Waters joined the cast of All Saints in June 2006 as Mike Vlasek, the new head of surgery. He remained with the show until its cancellation in late 2009.

In 2010, Waters was a guest star in Sea Patrol at Sgt. Booker.

In 2012, Waters starred in the ABC TV mini-series, The Mystery of a Hansom Cab, adapted from the novel by English writer Fergus Hume.[12] He currently appears on the Logie-award winning television series Offspring, which completed filming its third season in 2013 and has been renewed for a further two seasons.[13][14]

Films[edit]

Waters played Capt. Alfred Taylor in the 1980 film Breaker Morant which starred British actor Edward Woodward as Harry "Breaker" Morant.

In 1982, Waters appeared in the World War II film Attack Force Z alongside Mel Gibson, John Phillip Law and Sam Neill.[15]

In 2013, Waters starred in a local regional film production created by Luis Bayonas, called 'Adios'.[16]

In 1990, film critic David Stratton, referring to the films, wrote that in his opinion Waters "has been in more bad films than most other actors around".[17]

Other work[edit]

He has starred in many television advertisements for various companies including Cinzano, Bird's Eye, Bankers Trust, MBF Health Fund, Sudafed, Uncle Tobys, Qantas, Telstra, MLC, Arnotts and Toyota Hybrid Camry.

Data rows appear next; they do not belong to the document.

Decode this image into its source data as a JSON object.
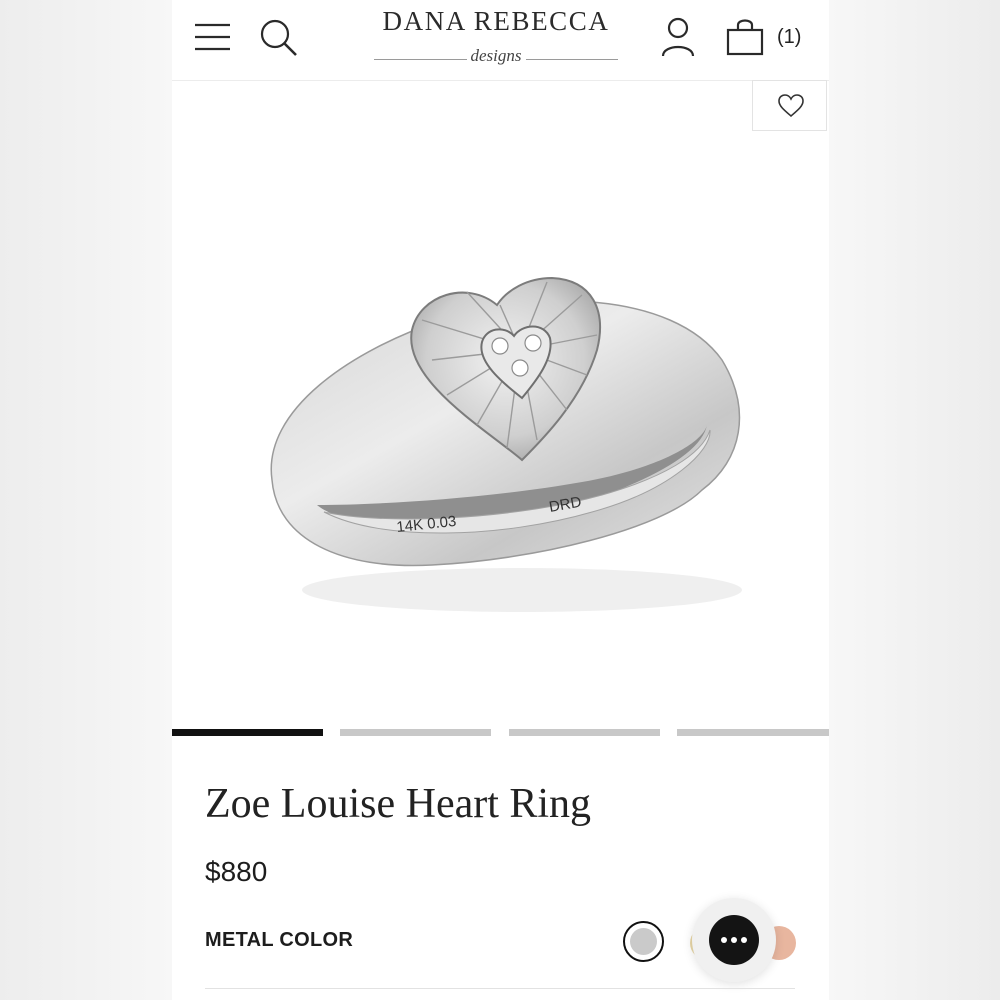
{
  "header": {
    "logo_main": "DANA REBECCA",
    "logo_sub": "designs",
    "cart_count": "(1)",
    "icons": [
      "menu-icon",
      "search-icon",
      "account-icon",
      "cart-icon"
    ]
  },
  "product": {
    "title": "Zoe Louise Heart Ring",
    "price": "$880",
    "image_engraving_left": "14K 0.03",
    "image_engraving_right": "DRD",
    "gallery": {
      "slide_count": 4,
      "active_slide": 1
    }
  },
  "options": {
    "metal_color_label": "METAL COLOR",
    "metal_colors": [
      {
        "name": "white",
        "hex": "#cacaca",
        "selected": true
      },
      {
        "name": "yellow",
        "hex": "#e7d6a6",
        "selected": false
      },
      {
        "name": "rose",
        "hex": "#e8b69f",
        "selected": false
      }
    ]
  },
  "colors": {
    "text": "#222222",
    "active_indicator": "#111111",
    "inactive_indicator": "#c8c8c8",
    "chat_bubble": "#141414"
  }
}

He has narrated programs such as Mind Games: Real Life Adventures, Nostradamus and Triple Zero Heroes.[18]

Awards[edit]

In 1975, Waters won the Best New Talent award at the Logie Awards for his role in Division 4.

In 1988, he won the AFI Award for 'Best Performance by an Actor in a Leading Role' as character Tom Garfield in the Frank Howson-written film Boulevard of Broken Dreams.[19]

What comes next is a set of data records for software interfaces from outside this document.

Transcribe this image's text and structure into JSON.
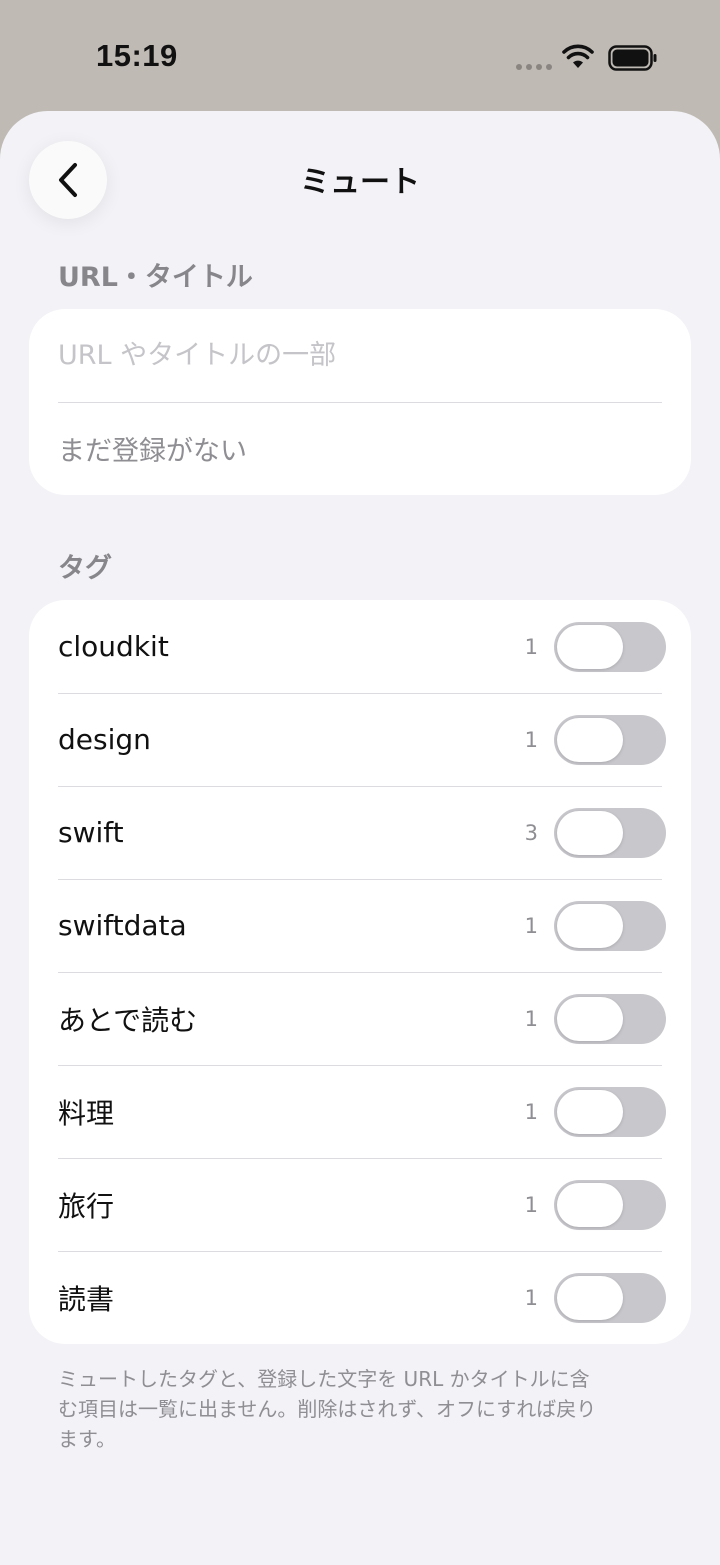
{
  "status_bar": {
    "time": "15:19"
  },
  "nav": {
    "title": "ミュート"
  },
  "url_section": {
    "header": "URL・タイトル",
    "placeholder": "URL やタイトルの一部",
    "empty_text": "まだ登録がない"
  },
  "tags_section": {
    "header": "タグ",
    "items": [
      {
        "label": "cloudkit",
        "count": "1",
        "muted": false
      },
      {
        "label": "design",
        "count": "1",
        "muted": false
      },
      {
        "label": "swift",
        "count": "3",
        "muted": false
      },
      {
        "label": "swiftdata",
        "count": "1",
        "muted": false
      },
      {
        "label": "あとで読む",
        "count": "1",
        "muted": false
      },
      {
        "label": "料理",
        "count": "1",
        "muted": false
      },
      {
        "label": "旅行",
        "count": "1",
        "muted": false
      },
      {
        "label": "読書",
        "count": "1",
        "muted": false
      }
    ]
  },
  "footer": {
    "note": "ミュートしたタグと、登録した文字を URL かタイトルに含む項目は一覧に出ません。削除はされず、オフにすれば戻ります。"
  },
  "colors": {
    "background": "#f2f2f7",
    "toggle_off": "#c7c7cc",
    "secondary_text": "#8e8e93"
  }
}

He has been nominated for several other awards too, including 'Best Lead Actor' (in 1978 for Weekend of Shadows) and 'Best Supporting Actor in a Drama' (in 2006 for All Saints) at the AFI Awards, and for 'Most Popular Actor in a Telemovie or Mini-Series' (in 1992 for Which Way Home) at the Logie Awards.

Personal life[edit]

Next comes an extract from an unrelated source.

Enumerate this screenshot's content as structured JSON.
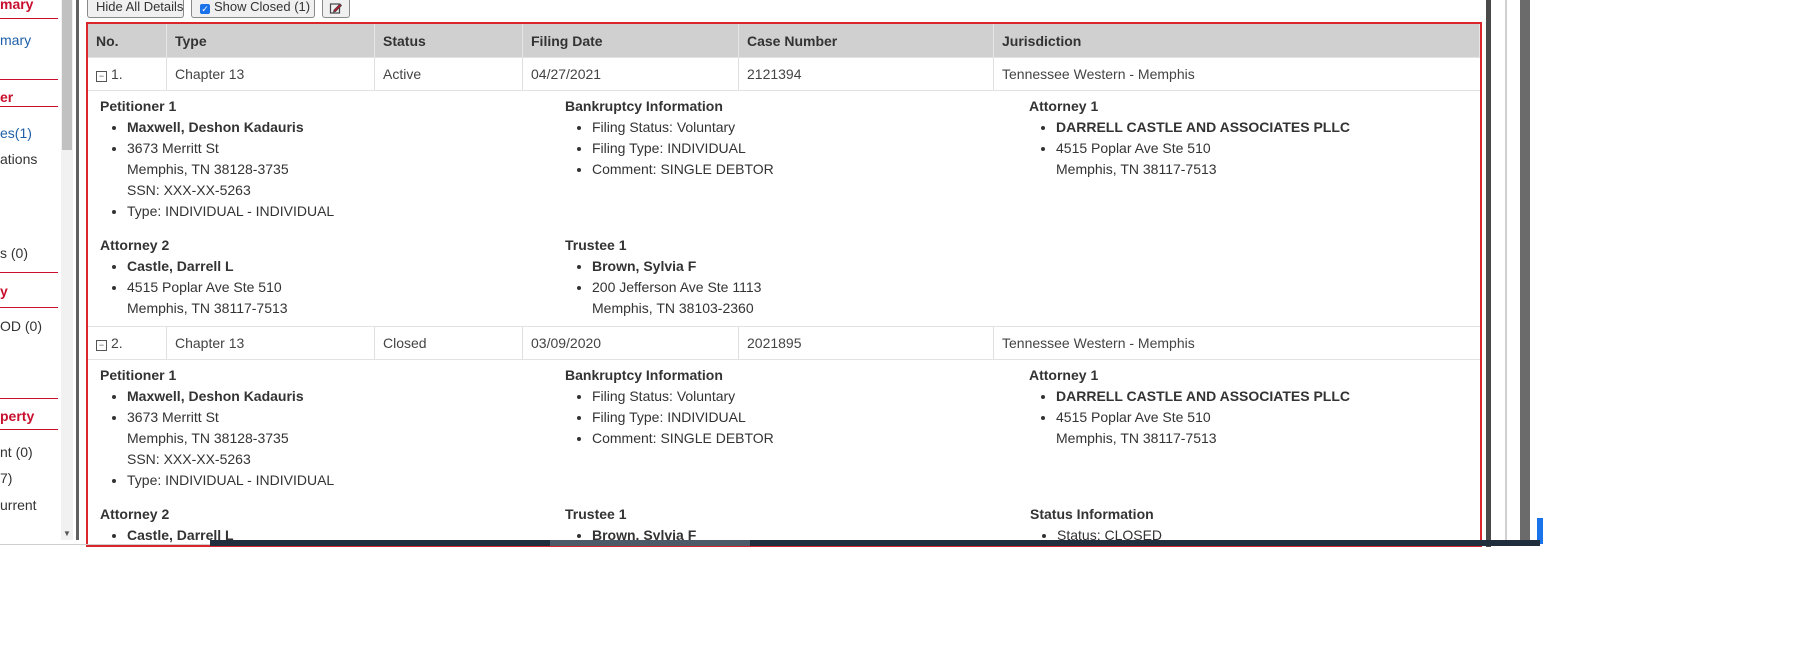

Waters lives in Sydney with his third wife, Zoe Burton, and their three children. Waters also has two adult children from his first marriage.[1]

Community work[edit]

Waters lends his support to various community events including DUETS 2012, a concert to assist 'The Australian Children’s Music Foundation' (ACMF) and Carols in the Domain 2012. John is an Ambassador for The Australian Children’s Music Foundation.[20][21]

Selected filmography[edit]

References[edit]

  1. ^ a b c d e Waters enjoying his "Peter Pan existence". The Age 25 March 2010 | Retrieved 12 April 2013
  2. ^ a b Profile: John Waters. Sydney Morning Herald 9 April 2008 | Retrieved 12 April 2013
  3. ^ John Waters : Looking Through A Glass Onion. Beat website | Retrieved 14 April 2013
  4. ^ They're Playing Our Song. Sydney Morning Herald 17 January 2006 | Retrieved 12 April 2013
  5. ^ Influence. Sydney Morning Herald 21 March 2005 | Retrieved 13 April 2013
  6. ^ Influence. The Age 27 June 2005 | Retrieved 13 April 2013
  7. ^ John Waters Cast in Rocky Horror Show. Australian Stage 22 August 2007 | Retrieved 12 April 2013
  8. ^ Sydney musical The Addams Family brings real heart and charm to the stage. The Telegraph 24 March 2013 | Retrieved 12 April 2013
  9. ^ End of The Addams Family, cast told | Herald Sun 13 May 2013. Retrieved 31 July 2013
  10. ^ Play Schooling for 45 years. Television.au | Retrieved 12 April 2013
  11. ^ John Waters talks about his new ABC TV series Fireflies. ABC Queensland | Retrieved 13 April 2013
  12. ^ The Mystery of a Hansom Cab. ABC television | Retrieved 12 April 2013
  13. ^ Offspring Cast. Network Ten | Retrieved 12 April 2013
  14. ^ Offspring renewed for two more seasons. Network Ten | Retrieved 12 April 2013
  15. ^ Attack Force Z. Melbourne Leader 5 February 2011 | Retrieved 13 April 2013
  16. ^ Local independent receives early acclaim. Surf Coast Times 11 March 2013 | Retrieved 13 April 2013
  17. ^ David Stratton, The Avocado Plantation: Boom and Bust in the Australian Film Industry, Pan MacMillan, 1990 p342
  18. ^ John Waters. The Harbour Agency | Retrieved 14 April 2013
  19. ^ Best Performance by an Actor in a Leading Role. Australian Film Institute | Retrieved 12 April 2013
  20. ^ Duets – Annual Gala Charity Concert. Get Shot Magazine | Retrieved 13 April 2013
  21. ^ Carols in the Domain website| Retrieved 13 April 2013

External links[edit]